» Directions
Set down every entry once more, character for character.

» Data supplied
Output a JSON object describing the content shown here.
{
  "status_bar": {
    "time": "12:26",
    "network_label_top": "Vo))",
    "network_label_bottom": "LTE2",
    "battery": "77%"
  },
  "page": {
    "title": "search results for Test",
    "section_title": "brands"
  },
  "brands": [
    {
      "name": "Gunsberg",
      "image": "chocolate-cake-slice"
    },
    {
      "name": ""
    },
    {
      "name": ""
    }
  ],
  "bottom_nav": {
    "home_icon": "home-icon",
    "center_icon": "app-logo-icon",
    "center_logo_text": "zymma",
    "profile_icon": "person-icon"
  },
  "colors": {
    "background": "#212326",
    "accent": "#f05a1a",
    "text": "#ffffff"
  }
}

» Problem solution
Output a JSON object describing the content shown here.
{
  "status_bar": {
    "time": "12:26",
    "network_label_top": "Vo))",
    "network_label_bottom": "LTE2",
    "battery": "77%"
  },
  "page": {
    "title": "search results for Test",
    "section_title": "brands"
  },
  "brands": [
    {
      "name": "Gunsberg",
      "image": "chocolate-cake-slice"
    },
    {
      "name": ""
    },
    {
      "name": ""
    }
  ],
  "bottom_nav": {
    "home_icon": "home-icon",
    "center_icon": "app-logo-icon",
    "center_logo_text": "zymma",
    "profile_icon": "person-icon"
  },
  "colors": {
    "background": "#212326",
    "accent": "#f05a1a",
    "text": "#ffffff"
  }
}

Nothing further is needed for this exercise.